How many science teachers (or math, or history, or anything other than English) teachers have heard this? And on the other side, teachers are being told that reading and writing need to be taught across the curriculum from administrators (which I agree with).

So this year, I started a new project: Biology Reading Days. I spent all summer coming up with a list of books (both fiction and non-fiction) that had a strong tie to biology. I found a variety of topics (everything from genetics and evolution to infectious disease and animals) as well as difficulty levels. I read a few of them (no way I could have read all of them in one summer, but I plan to eventually). I also made sure that they were available through our library system (we are lucky enough to be connected to other libraries around the state). Then I unleashed it on the students!

I used this in my Biology 2 class (mostly sophomores and juniors with a few seniors). I gave them the list of books with brief descriptions and each student was responsible for getting to the library to check out their book. I also kept a list of who was reading which book (this was helpful especially for the special ed. teachers, but also so I could group them further into the project according to topics). Then once a week they had the entire class period to read their book. Each week they also had to complete a reading slip. I ended up adding a few questions that are not in the document below to bring in some of the common core standards I was not covering with the rest of my curriculum (things like analyzing the author’s purpose and their credibility). We also did some group discussions towards the end (comparing what they learned with others reading the same book and then talking about their book with someone reading a different book). Walking around the room listening to my students have conversations about what they read was AMAZING!

I really wasn’t sure how students would feel about this, so it was kind of a work in progress. There was no big end project (which is something I may add for next year). But honestly, I think it made them feel a little  more relaxed about it (took some of the “English class” out of it) and allowed them to just sit and read. Most kids got through their books quicker than I had expected (I gave them 7 weeks).

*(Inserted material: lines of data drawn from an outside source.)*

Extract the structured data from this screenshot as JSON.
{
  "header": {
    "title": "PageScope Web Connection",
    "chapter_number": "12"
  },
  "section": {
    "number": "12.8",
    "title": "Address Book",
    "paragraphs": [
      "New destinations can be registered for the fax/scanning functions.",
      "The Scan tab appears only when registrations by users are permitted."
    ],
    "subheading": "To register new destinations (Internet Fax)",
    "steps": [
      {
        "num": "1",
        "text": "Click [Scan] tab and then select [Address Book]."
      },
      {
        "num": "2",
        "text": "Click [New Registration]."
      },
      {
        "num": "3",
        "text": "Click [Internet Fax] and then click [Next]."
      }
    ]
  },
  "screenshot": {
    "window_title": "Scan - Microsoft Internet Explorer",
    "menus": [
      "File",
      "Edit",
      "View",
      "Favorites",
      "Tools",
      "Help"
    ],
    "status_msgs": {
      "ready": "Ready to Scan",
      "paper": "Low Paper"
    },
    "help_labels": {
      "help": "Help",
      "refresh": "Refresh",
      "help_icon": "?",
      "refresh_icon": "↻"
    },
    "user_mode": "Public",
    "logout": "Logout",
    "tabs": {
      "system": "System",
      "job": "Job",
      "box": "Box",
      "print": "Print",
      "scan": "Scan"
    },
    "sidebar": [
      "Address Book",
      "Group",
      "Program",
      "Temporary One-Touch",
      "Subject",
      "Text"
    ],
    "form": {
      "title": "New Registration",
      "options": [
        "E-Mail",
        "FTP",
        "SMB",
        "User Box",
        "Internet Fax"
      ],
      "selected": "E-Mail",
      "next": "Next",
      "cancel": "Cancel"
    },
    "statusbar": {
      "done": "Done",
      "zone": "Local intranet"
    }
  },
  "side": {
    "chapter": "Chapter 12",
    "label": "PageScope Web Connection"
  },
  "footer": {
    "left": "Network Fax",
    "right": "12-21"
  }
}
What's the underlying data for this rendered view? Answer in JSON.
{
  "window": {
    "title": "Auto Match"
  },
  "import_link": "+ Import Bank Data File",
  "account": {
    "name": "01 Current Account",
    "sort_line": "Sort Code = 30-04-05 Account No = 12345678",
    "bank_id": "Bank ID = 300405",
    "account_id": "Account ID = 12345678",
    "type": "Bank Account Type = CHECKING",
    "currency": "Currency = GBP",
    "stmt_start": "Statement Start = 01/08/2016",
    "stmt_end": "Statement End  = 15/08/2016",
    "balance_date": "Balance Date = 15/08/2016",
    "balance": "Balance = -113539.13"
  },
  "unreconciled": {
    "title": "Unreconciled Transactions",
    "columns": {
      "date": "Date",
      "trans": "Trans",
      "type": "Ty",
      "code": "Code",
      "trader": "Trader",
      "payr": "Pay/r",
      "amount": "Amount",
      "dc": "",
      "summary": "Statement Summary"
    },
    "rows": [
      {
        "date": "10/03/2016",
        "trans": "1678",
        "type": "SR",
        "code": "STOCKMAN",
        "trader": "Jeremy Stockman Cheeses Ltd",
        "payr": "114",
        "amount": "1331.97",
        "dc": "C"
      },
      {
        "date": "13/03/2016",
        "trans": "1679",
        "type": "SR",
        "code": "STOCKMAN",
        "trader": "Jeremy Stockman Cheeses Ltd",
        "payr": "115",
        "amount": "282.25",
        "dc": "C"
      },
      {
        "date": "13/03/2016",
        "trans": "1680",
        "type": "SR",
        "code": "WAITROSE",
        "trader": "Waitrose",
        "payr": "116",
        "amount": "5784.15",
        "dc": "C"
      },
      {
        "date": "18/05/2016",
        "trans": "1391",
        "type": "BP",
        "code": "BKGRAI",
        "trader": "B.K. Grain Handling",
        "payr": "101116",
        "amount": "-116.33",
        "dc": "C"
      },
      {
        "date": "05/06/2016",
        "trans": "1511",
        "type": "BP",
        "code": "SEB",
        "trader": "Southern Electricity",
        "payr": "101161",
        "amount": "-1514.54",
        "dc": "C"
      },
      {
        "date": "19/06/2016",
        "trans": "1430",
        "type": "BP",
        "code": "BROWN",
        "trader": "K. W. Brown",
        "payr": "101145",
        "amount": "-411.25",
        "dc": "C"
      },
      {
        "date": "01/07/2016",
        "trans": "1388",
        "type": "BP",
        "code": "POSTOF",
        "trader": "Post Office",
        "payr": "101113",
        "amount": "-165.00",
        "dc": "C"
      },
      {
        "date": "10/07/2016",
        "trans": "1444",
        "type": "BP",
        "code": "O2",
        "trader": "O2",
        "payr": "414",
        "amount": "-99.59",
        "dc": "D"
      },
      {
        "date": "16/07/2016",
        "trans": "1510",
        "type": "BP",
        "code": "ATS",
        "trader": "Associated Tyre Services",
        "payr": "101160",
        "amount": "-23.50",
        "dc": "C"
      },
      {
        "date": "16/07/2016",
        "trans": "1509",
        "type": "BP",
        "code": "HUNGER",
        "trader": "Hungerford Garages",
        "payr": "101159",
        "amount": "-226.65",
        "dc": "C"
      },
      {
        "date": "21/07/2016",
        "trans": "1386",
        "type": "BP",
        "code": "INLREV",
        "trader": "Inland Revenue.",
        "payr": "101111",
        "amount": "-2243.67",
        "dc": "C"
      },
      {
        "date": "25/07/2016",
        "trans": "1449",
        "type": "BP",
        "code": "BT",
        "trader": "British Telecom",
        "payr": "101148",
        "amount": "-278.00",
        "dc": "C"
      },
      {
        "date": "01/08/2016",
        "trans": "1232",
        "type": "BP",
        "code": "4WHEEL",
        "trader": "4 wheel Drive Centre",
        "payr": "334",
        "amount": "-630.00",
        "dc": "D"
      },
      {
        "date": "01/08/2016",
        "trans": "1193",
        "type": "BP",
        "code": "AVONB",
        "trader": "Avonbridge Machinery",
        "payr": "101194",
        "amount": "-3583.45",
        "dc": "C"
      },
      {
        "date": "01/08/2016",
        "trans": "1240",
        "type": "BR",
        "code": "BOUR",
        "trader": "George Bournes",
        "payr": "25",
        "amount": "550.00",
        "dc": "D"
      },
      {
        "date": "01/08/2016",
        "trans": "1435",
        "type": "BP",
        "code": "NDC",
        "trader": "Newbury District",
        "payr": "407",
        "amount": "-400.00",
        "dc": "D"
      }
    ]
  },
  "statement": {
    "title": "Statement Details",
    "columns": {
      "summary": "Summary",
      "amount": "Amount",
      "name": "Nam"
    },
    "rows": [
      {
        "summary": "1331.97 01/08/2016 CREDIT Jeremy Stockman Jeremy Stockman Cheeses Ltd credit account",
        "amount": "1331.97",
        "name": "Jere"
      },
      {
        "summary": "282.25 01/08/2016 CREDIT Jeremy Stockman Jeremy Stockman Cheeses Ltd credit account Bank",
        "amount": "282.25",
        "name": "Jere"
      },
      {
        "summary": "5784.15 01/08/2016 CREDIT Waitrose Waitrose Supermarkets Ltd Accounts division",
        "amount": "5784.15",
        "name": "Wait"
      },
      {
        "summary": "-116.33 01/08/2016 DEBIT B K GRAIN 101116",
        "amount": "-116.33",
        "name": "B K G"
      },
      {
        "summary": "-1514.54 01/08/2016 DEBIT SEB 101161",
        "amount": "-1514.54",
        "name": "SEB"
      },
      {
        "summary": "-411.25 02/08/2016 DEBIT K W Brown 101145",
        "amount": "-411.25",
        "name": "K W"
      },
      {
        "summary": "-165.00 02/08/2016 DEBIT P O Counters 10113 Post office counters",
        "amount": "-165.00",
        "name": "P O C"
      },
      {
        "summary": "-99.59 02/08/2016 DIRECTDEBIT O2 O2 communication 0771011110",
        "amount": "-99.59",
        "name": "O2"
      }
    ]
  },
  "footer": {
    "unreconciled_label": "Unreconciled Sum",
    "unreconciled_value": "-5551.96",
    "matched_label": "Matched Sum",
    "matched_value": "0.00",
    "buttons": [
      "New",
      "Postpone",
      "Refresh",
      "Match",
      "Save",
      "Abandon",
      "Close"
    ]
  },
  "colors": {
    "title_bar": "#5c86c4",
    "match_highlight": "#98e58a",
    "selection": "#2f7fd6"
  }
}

One book in particular my kids were OBSESSED with and they even got me to read it! “Peeps” by Scott Westerfield. I recommend it too!

Here’s the list of all the books and most of the reading sheets: Bio Reading List

If you have books I could add or suggestions for the reading sheets, please comment! =)